In 1972, a new revision (APB 25) in accounting rules resulted in the ability of any company to avoid having to report executive incomes as an expense to their shareholders if the income resulted from an issuance of “at the money” stock options.
In essence, the revision enabled companies to increase executive compensation without informing their shareholders if the compensation was in the form of stock options contracts that would only become valuable if the underlying stock price were to increase at a later time.
United Health Group is one of many companies that became the target of investigations by federal prosecutors and the U. Securities and Exchange Commission over alleged stock options backdating.
Options backdating is the practice of altering the date a stock option was granted, to a usually earlier (but sometimes later) date at which the underlying stock price was lower.
First, plaintiffs moved to compel defendants to produce documents compiled and drafted by the company’s outside counsel during the course of its independent investigation – documents the court had previously determined were protected by the work product doctrine. Next, plaintiffs moved the court to unseal the record and publicly expose the company’s fraudulent options practices.
At the hearing on the motion, Magistrate Judge Franklin L. The court ordered that certain previously redacted facts and evidence revealing the true scope of defendants’ fraud be made available to the public.
Other key corporate governance changes included (i) enhanced standards for director independence; (ii) a mandatory holding period for options issued to executives; (iii) a shareholder approval requirement for any stock options re-pricing; and (iv) a identified United Health as a company with “wildly improbable option-grant patterns.” By April 2006, the SEC had begun an informal inquiry prompting United Health to initiate an independent investigation into its own historical stock options granting practices.
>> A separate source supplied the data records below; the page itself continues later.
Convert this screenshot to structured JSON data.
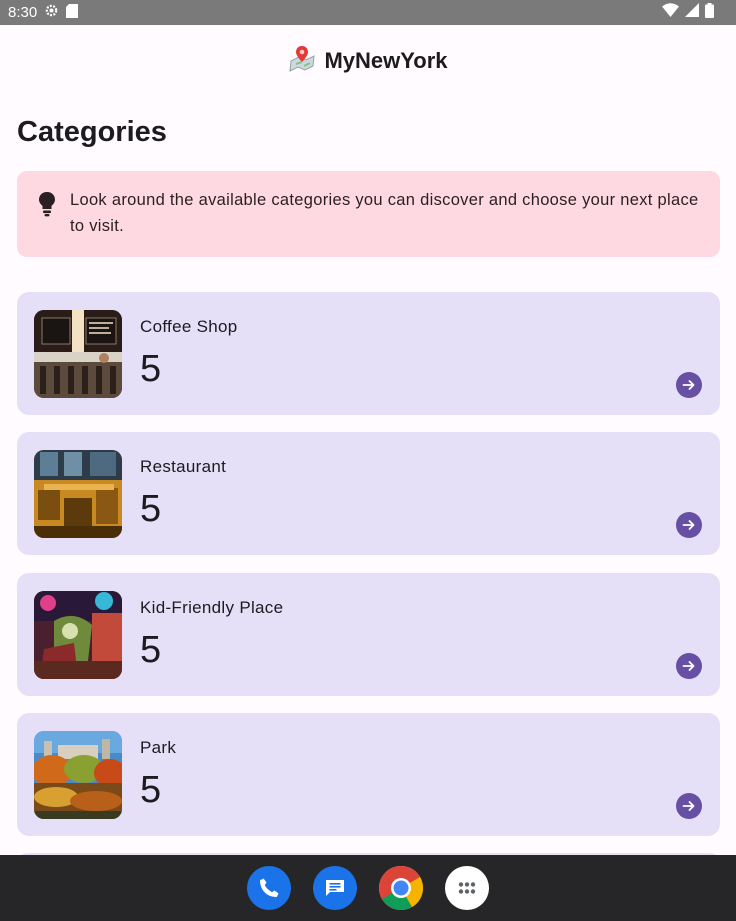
{
  "status_bar": {
    "time": "8:30"
  },
  "app_bar": {
    "title": "MyNewYork"
  },
  "page": {
    "title": "Categories"
  },
  "info_card": {
    "text": "Look around the available categories you can discover and choose your next place to visit."
  },
  "categories": [
    {
      "name": "Coffee Shop",
      "count": "5"
    },
    {
      "name": "Restaurant",
      "count": "5"
    },
    {
      "name": "Kid-Friendly Place",
      "count": "5"
    },
    {
      "name": "Park",
      "count": "5"
    }
  ],
  "dock": {
    "icons": [
      "phone-icon",
      "messages-icon",
      "chrome-icon",
      "app-drawer-icon"
    ]
  },
  "colors": {
    "background": "#fffbfe",
    "info_card": "#ffd9e2",
    "category_card": "#e5e0f7",
    "accent": "#6750a4",
    "nav_bar": "#262628"
  }
}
After being selected as lead plaintiff, Cal PERS filed a consolidated complaint in December 2006. Rosenbaum denied defendants’ motions to dismiss the consolidated complaint in their entirety, and compared defendants’ scheme to the movie During the discovery process, Robbins Geller attorneys carefully scoured more than 22 million pages of documents obtained from defendants, as well as hundreds of thousands of additional documents from more than 15 third parties.
Although accounting issues concerning stock options grants are complex, the documents and testimony plaintiffs acquired during discovery established a strong case regarding liability.
Additionally, companies can use backdating to produce greater executive incomes without having to report higher expenses to their shareholders, which can lower company earnings and/or cause the company to fall short of earnings predictions and public expectations.
Corporations, however, have defended the practice of stock option backdating with their legal right to issue options that are already in the money as they see fit, as well as the frequent occurrence in which a lengthy approval process is required.
Just over two months later, a settlement was also reached with the two remaining defendants – bringing the total recovery for the class to over 5 million.
In addition to the monetary recovery, United Health also made critical changes to a number of its corporate governance policies, including electing a shareholder-nominated member to the company’s Board of Directors.
It allegedly failed to inform investors, or account for the options expense(s) properly.